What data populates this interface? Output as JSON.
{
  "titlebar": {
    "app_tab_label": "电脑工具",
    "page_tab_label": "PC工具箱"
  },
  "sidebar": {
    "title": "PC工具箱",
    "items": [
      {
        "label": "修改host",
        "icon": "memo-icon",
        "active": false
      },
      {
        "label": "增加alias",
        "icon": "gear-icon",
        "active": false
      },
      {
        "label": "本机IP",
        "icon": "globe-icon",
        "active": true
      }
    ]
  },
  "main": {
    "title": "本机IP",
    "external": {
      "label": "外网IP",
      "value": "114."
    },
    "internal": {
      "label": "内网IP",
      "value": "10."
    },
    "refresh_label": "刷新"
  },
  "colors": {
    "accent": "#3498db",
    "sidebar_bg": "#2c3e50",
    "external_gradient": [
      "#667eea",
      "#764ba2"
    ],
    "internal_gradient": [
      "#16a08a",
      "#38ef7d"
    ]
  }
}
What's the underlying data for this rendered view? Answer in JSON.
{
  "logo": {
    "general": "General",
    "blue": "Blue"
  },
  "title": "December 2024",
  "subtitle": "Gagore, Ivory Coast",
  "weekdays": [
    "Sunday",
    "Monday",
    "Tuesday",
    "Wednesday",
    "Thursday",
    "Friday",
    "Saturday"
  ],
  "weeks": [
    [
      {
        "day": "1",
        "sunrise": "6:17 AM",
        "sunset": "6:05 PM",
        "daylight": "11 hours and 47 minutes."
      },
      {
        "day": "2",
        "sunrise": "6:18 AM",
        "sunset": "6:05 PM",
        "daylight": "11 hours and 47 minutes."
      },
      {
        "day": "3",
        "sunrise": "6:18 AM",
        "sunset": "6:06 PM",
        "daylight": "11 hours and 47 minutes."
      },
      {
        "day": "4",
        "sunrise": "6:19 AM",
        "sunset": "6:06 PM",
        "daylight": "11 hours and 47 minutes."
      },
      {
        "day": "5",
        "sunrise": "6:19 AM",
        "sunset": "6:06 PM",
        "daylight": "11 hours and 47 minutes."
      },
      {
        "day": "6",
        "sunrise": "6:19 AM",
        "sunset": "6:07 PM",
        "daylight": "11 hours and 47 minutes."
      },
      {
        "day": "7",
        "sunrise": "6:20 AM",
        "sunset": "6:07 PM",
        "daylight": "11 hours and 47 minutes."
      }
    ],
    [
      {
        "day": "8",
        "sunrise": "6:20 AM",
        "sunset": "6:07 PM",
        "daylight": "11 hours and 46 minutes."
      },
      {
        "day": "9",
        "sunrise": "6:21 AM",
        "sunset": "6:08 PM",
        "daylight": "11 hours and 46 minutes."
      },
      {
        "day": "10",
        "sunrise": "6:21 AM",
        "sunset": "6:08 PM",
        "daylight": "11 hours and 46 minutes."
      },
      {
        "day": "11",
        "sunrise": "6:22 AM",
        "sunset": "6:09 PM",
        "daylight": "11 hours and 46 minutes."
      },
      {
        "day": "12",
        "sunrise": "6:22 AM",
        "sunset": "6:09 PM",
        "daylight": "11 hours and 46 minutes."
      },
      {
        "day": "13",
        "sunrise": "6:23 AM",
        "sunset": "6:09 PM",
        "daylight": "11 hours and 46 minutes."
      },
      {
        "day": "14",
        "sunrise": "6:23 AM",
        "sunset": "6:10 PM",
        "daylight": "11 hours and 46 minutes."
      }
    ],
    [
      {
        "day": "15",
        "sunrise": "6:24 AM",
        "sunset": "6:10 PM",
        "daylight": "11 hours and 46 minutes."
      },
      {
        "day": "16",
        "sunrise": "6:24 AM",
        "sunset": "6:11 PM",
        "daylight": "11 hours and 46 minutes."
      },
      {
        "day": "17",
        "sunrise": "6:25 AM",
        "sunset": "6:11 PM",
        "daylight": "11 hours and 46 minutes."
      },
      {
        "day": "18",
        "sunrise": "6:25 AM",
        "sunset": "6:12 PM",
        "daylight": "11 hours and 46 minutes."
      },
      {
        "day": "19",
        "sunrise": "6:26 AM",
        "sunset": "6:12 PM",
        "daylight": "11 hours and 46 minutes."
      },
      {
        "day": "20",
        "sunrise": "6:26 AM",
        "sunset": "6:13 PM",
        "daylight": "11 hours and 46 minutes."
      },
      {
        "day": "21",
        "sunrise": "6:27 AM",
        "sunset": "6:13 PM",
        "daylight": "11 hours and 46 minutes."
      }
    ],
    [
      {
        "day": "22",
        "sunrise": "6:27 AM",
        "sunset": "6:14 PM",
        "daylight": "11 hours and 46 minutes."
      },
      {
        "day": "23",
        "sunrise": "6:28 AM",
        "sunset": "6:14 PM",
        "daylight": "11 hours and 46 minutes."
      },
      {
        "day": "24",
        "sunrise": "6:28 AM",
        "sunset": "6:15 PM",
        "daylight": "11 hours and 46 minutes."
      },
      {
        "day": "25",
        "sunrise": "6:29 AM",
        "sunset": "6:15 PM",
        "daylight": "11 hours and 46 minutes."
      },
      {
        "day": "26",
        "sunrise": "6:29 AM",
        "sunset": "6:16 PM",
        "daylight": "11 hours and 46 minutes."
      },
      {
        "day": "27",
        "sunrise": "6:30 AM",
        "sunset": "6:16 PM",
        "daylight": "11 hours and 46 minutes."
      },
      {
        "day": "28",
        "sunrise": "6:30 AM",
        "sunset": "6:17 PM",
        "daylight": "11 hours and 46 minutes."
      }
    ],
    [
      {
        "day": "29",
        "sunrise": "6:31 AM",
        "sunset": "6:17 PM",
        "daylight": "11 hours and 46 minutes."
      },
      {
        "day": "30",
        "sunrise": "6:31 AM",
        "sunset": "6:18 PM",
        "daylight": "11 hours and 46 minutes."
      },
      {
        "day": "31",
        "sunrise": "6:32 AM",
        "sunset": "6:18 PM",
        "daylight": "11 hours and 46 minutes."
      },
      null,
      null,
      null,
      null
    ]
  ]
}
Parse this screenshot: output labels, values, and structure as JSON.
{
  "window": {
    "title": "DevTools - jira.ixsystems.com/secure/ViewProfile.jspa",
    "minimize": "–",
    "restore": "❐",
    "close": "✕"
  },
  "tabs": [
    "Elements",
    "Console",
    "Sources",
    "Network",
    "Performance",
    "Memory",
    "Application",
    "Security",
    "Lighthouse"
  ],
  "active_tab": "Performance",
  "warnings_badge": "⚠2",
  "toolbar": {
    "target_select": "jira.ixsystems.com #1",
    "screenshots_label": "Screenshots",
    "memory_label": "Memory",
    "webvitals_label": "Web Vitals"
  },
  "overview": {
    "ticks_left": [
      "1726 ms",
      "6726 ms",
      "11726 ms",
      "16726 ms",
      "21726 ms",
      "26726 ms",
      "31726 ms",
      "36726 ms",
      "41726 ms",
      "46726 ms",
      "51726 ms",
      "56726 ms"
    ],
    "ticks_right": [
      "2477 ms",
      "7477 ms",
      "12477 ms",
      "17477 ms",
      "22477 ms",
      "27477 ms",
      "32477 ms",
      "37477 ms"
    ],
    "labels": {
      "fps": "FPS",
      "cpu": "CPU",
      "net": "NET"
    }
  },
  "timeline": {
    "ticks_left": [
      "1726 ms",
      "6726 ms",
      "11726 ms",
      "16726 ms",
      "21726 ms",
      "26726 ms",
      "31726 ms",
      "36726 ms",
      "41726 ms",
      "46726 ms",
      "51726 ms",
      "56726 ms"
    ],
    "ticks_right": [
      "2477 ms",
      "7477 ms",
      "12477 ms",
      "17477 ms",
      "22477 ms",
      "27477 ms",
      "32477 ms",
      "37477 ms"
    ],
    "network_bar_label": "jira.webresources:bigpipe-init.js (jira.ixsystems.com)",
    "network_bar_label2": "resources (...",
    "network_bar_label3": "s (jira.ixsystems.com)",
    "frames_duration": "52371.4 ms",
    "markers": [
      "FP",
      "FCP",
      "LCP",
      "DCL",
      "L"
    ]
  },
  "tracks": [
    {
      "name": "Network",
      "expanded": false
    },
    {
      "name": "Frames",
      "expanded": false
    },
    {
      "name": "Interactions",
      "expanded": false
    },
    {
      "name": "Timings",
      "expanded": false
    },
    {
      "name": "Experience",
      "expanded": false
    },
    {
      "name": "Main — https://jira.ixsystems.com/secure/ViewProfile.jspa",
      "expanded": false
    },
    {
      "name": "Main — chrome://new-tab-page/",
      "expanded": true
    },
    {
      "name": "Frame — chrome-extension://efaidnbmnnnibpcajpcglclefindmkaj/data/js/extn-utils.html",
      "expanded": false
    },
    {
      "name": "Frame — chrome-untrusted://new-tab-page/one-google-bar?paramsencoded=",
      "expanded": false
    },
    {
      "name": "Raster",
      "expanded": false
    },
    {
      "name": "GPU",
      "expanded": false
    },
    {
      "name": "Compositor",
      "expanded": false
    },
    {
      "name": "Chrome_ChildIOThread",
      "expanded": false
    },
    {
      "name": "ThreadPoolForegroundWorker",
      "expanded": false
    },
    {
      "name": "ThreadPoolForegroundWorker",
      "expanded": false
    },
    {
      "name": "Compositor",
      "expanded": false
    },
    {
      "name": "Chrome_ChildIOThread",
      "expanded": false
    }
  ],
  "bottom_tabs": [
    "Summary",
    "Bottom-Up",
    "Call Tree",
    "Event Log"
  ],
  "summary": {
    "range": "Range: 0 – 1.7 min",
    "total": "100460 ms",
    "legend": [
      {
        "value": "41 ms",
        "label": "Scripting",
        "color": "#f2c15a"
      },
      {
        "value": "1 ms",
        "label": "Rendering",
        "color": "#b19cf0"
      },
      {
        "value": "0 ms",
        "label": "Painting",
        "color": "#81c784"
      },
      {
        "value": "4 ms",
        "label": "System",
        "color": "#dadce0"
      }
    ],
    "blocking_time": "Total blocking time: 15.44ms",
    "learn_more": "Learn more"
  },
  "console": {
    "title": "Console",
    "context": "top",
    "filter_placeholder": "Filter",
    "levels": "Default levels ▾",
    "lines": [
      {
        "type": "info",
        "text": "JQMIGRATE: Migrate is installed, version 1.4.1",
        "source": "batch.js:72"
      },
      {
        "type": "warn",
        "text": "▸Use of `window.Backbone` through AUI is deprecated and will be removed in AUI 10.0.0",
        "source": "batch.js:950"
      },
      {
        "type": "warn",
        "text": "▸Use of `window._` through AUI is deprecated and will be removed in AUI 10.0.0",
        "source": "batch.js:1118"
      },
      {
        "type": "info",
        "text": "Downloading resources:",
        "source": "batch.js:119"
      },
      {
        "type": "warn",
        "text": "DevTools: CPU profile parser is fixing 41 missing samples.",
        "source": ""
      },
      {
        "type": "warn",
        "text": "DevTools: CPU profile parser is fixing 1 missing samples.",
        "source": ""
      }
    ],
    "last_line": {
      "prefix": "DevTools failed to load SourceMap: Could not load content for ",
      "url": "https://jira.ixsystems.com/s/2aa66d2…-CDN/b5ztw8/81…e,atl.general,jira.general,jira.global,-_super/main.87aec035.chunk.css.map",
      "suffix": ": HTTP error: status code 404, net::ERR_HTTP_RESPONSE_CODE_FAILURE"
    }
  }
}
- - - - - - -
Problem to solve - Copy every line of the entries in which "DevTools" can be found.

Solution to the exercise -
    "title": "DevTools - jira.ixsystems.com/secure/ViewProfile.jspa",
        "text": "DevTools: CPU profile parser is fixing 41 missing samples.",
        "text": "DevTools: CPU profile parser is fixing 1 missing samples.",
      "prefix": "DevTools failed to load SourceMap: Could not load content for ",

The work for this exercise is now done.